Keep your hand in location and turn your body as displayed in the illustration. Hold for 30 seconds. Unwind and duplicate. Lie on your back with your legs straight. Utilize your unaffected arm to raise your affected arm overhead till you feel a gentle stretch. Hold for 15 seconds and slowly lower to begin position.
Carefully pull one arm across your chest just below your chin as far as possible without causing pain. Hold for 30 seconds. Relax and repeat. If your signs are not alleviated by therapy and other conservative techniques, you and your physician may discuss surgery. It is very important to talk with your doctor about your capacity for healing continuing with simple treatments, and the dangers involved with surgery.
The most typical methods include manipulation under anesthesia and shoulder arthroscopy. Throughout this procedure, you are put to sleep. Your doctor will require your shoulder to move which triggers the pill and scar tissue to stretch or tear. This releases the tightening up and increases variety of motion. In this procedure, your physician will cut through tight portions of the joint pill.
In a lot of cases, control and arthroscopy are utilized in mix to obtain maximum results. Most clients have excellent results with these treatments. After surgery, physical treatment is needed to keep the motion that was achieved with surgery. Recovery times vary, from 6 weeks to 3 months. Although it is a slow process, your commitment to treatment is the most crucial aspect in returning to all the activities you delight in.
Sometimes, however, even after numerous years, the motion does not return completely and some degree of stiffness remains. Diabetic patients frequently have some degree of ongoing shoulder stiffness after surgical treatment. Although uncommon, frozen shoulder can repeat, particularly if a contributing aspect like diabetes is still present. דלקת בכתף ימין תסמינים.
Frozen shoulder (likewise called adhesive capsulitis) is a common condition that triggers discomfort, stiffness, and loss of typical variety of motion in the shoulder.

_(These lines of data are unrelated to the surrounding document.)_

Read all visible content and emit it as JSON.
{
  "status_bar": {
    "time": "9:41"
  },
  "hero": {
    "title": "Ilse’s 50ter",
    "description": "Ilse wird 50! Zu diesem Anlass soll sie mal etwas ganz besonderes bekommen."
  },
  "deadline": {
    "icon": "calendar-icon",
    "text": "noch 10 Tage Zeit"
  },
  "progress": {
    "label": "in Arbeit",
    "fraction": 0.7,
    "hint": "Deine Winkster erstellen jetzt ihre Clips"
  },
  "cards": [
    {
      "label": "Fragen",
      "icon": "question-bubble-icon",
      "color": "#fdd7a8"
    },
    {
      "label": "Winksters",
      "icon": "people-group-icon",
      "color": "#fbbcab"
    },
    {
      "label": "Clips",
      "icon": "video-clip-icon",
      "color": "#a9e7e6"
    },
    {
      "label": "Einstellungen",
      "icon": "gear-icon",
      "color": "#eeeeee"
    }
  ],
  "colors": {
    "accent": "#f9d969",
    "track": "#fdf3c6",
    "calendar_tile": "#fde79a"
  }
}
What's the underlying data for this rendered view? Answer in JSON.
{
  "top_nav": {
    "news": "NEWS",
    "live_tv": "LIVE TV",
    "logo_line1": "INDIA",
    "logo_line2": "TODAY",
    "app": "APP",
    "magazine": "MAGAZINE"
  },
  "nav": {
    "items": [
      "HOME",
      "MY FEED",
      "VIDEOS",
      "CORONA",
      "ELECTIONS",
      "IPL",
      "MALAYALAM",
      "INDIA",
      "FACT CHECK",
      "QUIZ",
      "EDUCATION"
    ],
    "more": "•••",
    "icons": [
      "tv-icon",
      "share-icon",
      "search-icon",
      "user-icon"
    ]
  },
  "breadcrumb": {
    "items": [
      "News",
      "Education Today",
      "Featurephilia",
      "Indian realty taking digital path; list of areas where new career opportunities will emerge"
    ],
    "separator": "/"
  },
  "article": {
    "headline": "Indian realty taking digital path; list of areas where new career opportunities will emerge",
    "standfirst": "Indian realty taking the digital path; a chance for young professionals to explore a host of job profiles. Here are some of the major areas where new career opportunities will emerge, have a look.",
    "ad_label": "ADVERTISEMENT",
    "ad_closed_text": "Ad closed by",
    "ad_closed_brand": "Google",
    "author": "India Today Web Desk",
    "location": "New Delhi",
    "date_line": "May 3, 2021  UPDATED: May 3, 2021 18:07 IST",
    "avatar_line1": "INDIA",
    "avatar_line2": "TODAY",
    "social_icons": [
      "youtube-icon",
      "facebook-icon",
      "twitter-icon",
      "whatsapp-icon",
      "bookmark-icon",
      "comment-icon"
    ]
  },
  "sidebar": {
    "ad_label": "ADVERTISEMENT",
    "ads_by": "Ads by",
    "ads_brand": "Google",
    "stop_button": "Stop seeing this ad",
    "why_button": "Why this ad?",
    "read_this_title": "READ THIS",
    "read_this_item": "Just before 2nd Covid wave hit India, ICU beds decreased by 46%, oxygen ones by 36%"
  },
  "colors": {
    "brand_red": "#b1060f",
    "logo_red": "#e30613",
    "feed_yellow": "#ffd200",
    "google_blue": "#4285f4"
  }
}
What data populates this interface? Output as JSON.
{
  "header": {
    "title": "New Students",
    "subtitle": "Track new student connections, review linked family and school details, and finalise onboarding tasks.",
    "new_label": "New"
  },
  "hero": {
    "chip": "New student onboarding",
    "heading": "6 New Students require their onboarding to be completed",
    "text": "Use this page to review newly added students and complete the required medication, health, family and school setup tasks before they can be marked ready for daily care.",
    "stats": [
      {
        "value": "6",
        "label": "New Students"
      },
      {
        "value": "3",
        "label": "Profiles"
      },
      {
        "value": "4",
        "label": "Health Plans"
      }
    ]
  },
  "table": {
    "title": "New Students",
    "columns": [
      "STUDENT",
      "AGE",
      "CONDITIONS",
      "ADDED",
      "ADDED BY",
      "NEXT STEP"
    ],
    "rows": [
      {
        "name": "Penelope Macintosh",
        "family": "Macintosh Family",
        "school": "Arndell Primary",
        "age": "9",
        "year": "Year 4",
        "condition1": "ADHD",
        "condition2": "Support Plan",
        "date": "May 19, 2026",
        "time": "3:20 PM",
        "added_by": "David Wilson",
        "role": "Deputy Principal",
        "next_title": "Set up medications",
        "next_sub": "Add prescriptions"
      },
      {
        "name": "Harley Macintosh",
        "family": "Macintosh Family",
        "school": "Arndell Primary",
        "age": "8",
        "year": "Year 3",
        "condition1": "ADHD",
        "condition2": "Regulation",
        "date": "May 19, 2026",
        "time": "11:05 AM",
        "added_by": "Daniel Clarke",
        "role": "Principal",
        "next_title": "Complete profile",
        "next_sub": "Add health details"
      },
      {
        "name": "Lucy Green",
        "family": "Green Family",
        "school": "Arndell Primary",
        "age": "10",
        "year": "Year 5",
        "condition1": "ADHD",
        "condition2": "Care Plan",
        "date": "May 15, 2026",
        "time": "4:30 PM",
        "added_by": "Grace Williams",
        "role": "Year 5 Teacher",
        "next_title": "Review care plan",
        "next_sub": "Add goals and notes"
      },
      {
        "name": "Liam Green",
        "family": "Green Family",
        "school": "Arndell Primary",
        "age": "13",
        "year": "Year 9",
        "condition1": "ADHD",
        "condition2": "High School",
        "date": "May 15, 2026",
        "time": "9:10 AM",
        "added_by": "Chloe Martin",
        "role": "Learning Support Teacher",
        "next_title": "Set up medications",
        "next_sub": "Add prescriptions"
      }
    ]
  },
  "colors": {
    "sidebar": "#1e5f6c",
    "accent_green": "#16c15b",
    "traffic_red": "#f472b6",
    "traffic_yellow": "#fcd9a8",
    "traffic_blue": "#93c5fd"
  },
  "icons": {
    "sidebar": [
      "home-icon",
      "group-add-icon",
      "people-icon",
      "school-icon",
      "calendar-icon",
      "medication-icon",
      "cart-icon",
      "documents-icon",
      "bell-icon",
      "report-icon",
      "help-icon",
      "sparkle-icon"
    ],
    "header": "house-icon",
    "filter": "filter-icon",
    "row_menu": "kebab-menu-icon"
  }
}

The resulting impairment can be severe, and the condition tends to worsen with time if it's not treated. It impacts mainly people ages 40 to 60 ladies more frequently than men.
In some cases freezing happens due to the fact that the shoulder has been paralyzed for a long time by injury, surgery, or illness. Oftentimes the cause is unknown. Luckily, the shoulder can normally be unfrozen, though full recovery takes some time and lots of self-help. The shoulder has a broader and more different variety of motion than any other part of the body.
( See the illustration, "Anatomy of a frozen shoulder.") The glenohumeral joint helps move the shoulder forward and backward and enables the arm to turn and extend external from the body. A flexible capsule filled with a lubricant called synovial fluid protects the joint and helps keep it moving smoothly. The pill is surrounded by ligaments that link bones to bones, tendons that attach muscles to bones, and fluid-filled sacs called bursae that cushion tendons and bones during motion.
This elaborate architecture of soft tissues accounts for the shoulder's marvelous flexibility, however also makes it susceptible to injury as well as chronic wear and tear. Normally, the head of the humerus moves efficiently in the glenoid cavity, a depression in the scapula. A shoulder is "frozen" when the pill securing the glenohumeral joint agreements and stiffens.
The process normally starts with an injury (such as a fracture) or swelling of the soft tissues, normally due to overuse injuries such as bursitis or tendinitis of the rotator cuff. Swelling causes pain that is even worse with movement and restricts the shoulder's series of movement. When the shoulder ends up being incapacitated in this way, the connective tissue surrounding the glenohumeral joint the joint capsule thickens and agreements, losing its regular capacity to stretch.
The humerus has less area to relocate, and the joint may lose its lubricating synovial fluid. In sophisticated cases, bands of scar tissue (adhesions) form in between the joint pill and the head of the humerus. A frozen shoulder might take 2 to 9 months to establish. Although the pain may gradually enhance, stiffness continues, and variety of motion remains limited.
About 10% of people with rotator cuff disorders establish frozen shoulder. Enforced immobility arising from a stroke, heart disease, or surgical treatment may likewise lead to a frozen shoulder. Other conditions that raise the danger of a frozen shoulder are thyroid disorders, Parkinson's illness If you believe you have a frozen shoulder or are establishing one, see your clinician or a shoulder specialist for a physical examination.